The Second Best Exotic Marigold Hotel
Despite the theoretical appeal of seeing these veterans share the screen once more and the colorful costumes and images from the film’s Indian locations, the…
For Gordon Parks, the first black director in the history of the Hollywood film, it all began more than 30 years ago when he was an assistant bartender on the North Coast Limited between Chicago and Seattle.
"You know what this black woman told me today?" Yaphet Kotto said. "She said my movie was the first time in the movies she ever saw a black man take a black woman out on a date. Dinner, romantic music, the whole thing."
She tried to make a good wife for the football coach. She really tried. She went to all the games, even the out-of-town games, and she organized the girls into a cheering section.
A producer of horror films doesn't actually need fangs and little points on his ears, but it would help. He doesn't need to quaff blood at every meal, but...cole slaw? Dishes and dishes of cole slaw? This is a horror movie producer?
I. Tuesday afternoon at Le Bistro, a restaurant in Beverly HillsBEVERLY HILLS, 1972 -- Groucho Marx was wearing blue jeans, Hush Puppies, a brown sport shirt buttoned at the neck, an ancient tweed sport jacket, a cap and a pepper and salt overcoat. He peered into the gloom of Le Bistro, seeking out familiar faces, while a young lady introduced herself to me. “My name is Erin Fleming. I'm Mr. Marx's secretary."
It was a night in New York to hover over a bottle of burgundy, one's elbows on the table and talk of human love, of myth, of decency...and incest. They had not all seemed to belong in the same sentence before tonight, but now - well, "Murmur of the Heart" is not an ordinary film. Hardly.
Lee Marvin said, yes sir, this was a brand new experience. He had made a lot of tours to promote movies - but this was the first tour he'd made sober.

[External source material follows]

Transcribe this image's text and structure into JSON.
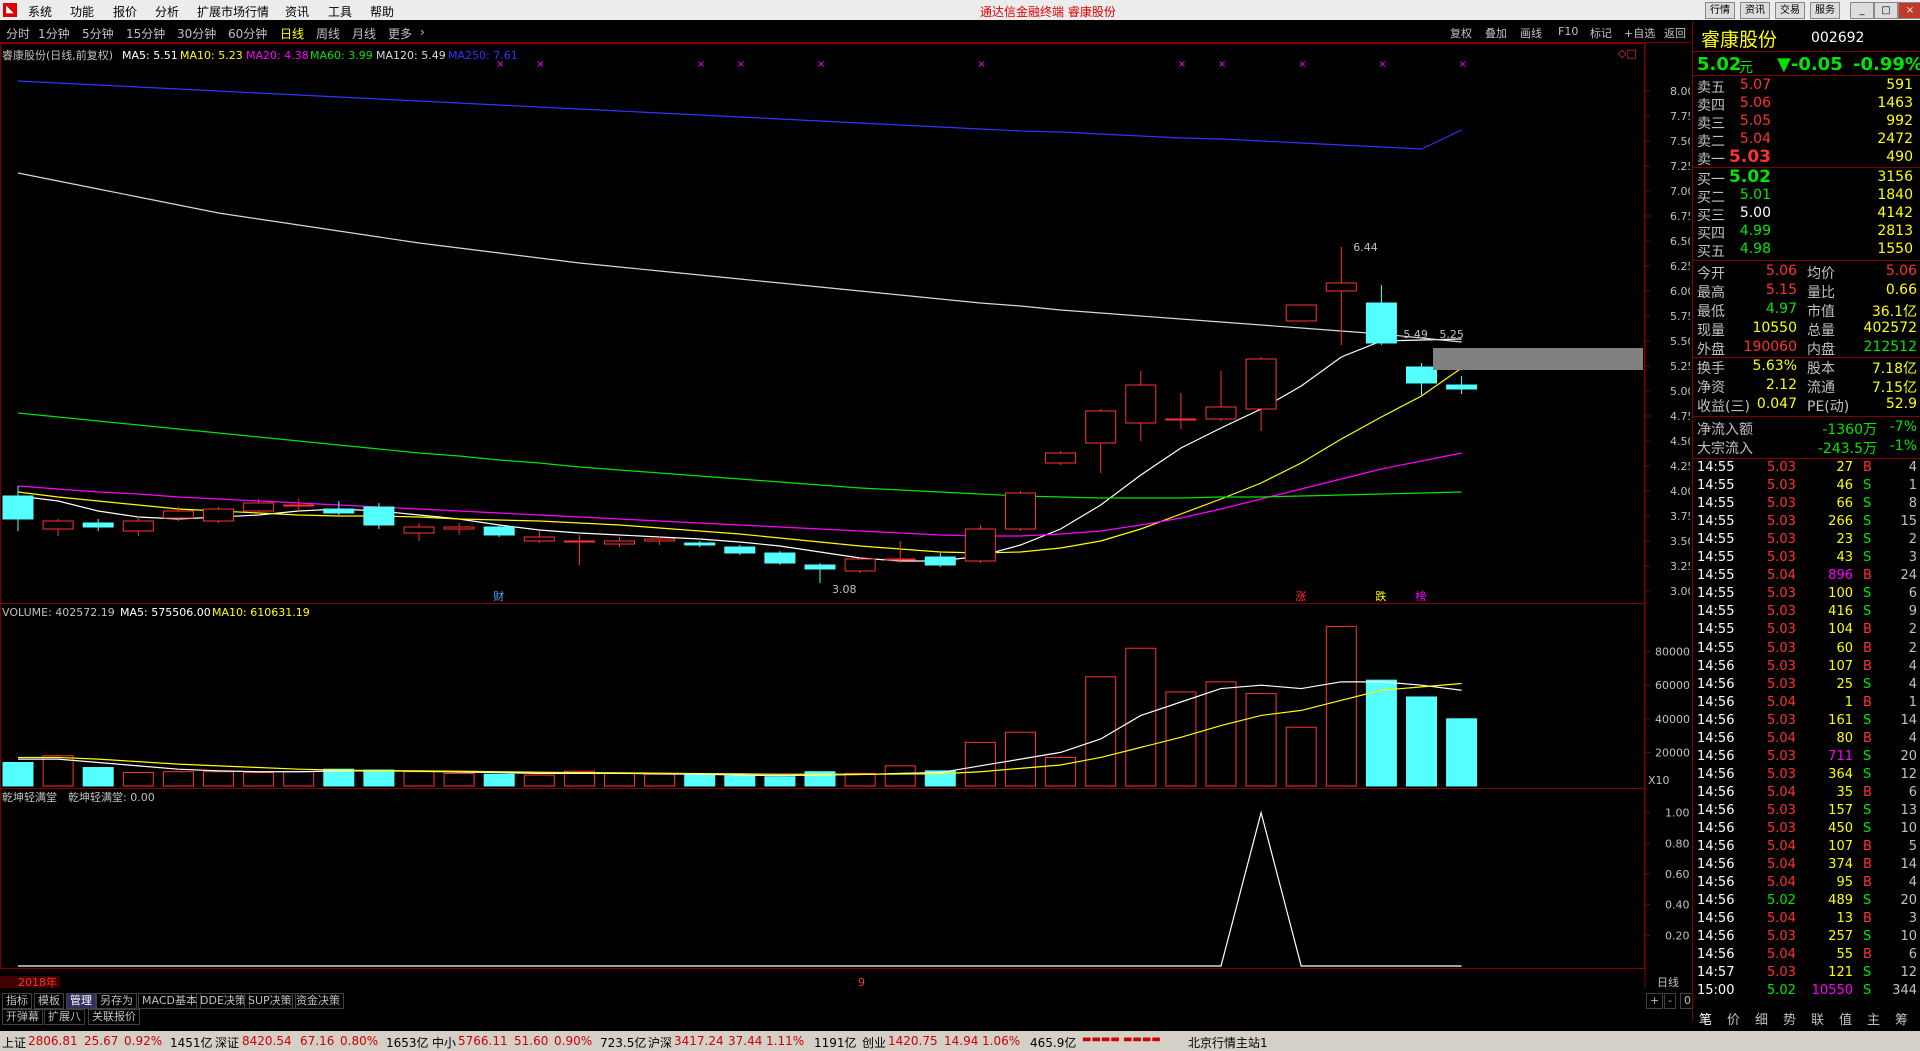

"If we did nothing else, we brought Rasputin into focus" Franklin Schaffner said in a musing sort of voice. "Rasputin wasn't really a mystic. He didn't heal the child through supernatural powers. Perhaps he was simply able to relax the child, and that brought down his temperature. That's my theory . . ."

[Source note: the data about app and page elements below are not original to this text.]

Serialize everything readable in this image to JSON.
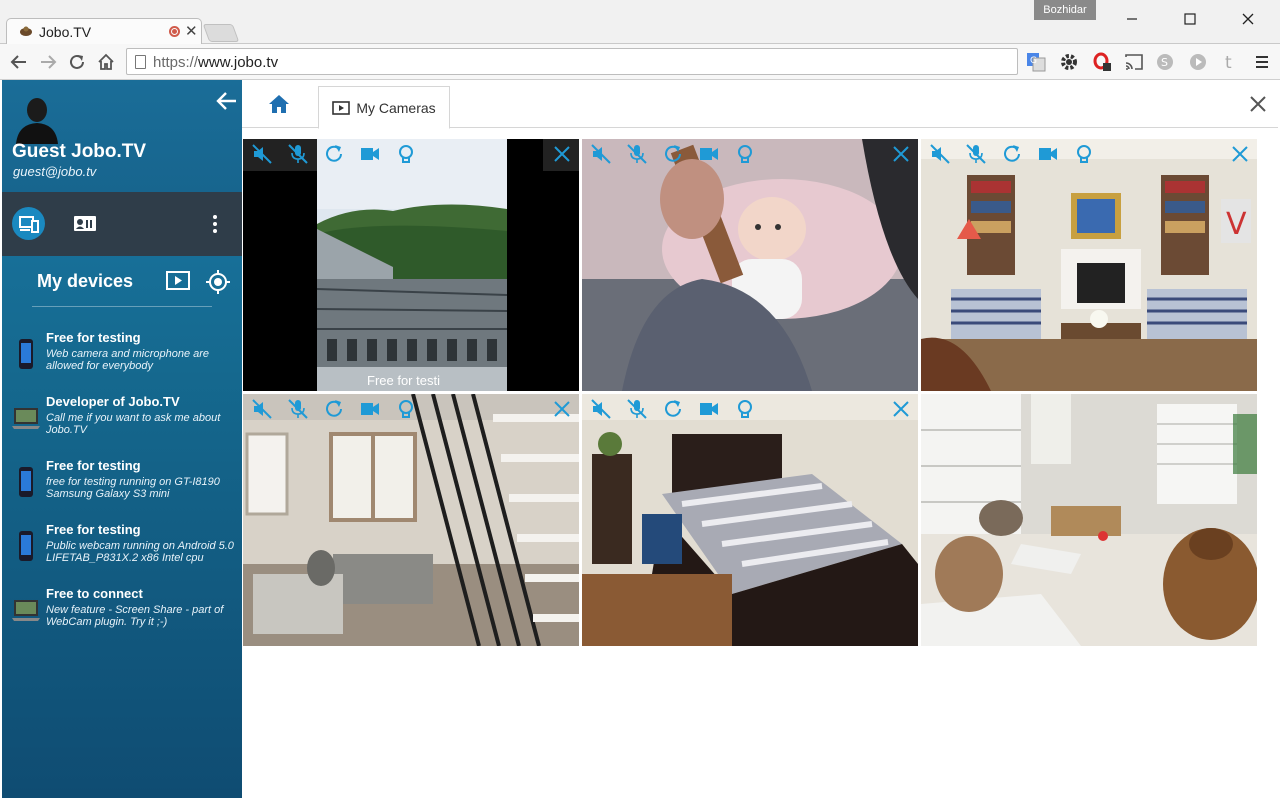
{
  "browser": {
    "tab_title": "Jobo.TV",
    "profile_name": "Bozhidar",
    "url_scheme": "https://",
    "url_host": "www.jobo.tv"
  },
  "colors": {
    "accent": "#1a89c0",
    "sidebar_top": "#1b79a6",
    "sidebar_bottom": "#0f4c72",
    "control_icon": "#1f9ad6"
  },
  "user": {
    "name": "Guest Jobo.TV",
    "email": "guest@jobo.tv"
  },
  "sidebar": {
    "section_title": "My devices",
    "devices": [
      {
        "icon": "phone-icon",
        "title": "Free for testing",
        "desc": "Web camera and microphone are allowed for everybody"
      },
      {
        "icon": "laptop-icon",
        "title": "Developer of Jobo.TV",
        "desc": "Call me if you want to ask me about Jobo.TV"
      },
      {
        "icon": "phone-icon",
        "title": "Free for testing",
        "desc": "free for testing running on GT-I8190 Samsung Galaxy S3 mini"
      },
      {
        "icon": "phone-icon",
        "title": "Free for testing",
        "desc": "Public webcam running on Android 5.0 LIFETAB_P831X.2 x86 Intel cpu"
      },
      {
        "icon": "laptop-icon",
        "title": "Free to connect",
        "desc": "New feature - Screen Share - part of WebCam plugin. Try it ;-)"
      }
    ]
  },
  "main": {
    "tabs": [
      {
        "label": "My Cameras"
      }
    ],
    "cameras": [
      {
        "scene": "outdoor-building",
        "overlay_label": "Free for testi"
      },
      {
        "scene": "baby"
      },
      {
        "scene": "living-room"
      },
      {
        "scene": "stairs-room"
      },
      {
        "scene": "bedroom"
      },
      {
        "scene": "dogs"
      }
    ]
  }
}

One of my indelible memories from 1950s television is of Leon Ames, on Life with Father, standing in the midst of a family catastrophe and exclaiming, "Oh, no!" Now the trouble with that line is that it doesn't look like much in print. It doesn't sound like much, either, unless you can remember the way Ames delivered it.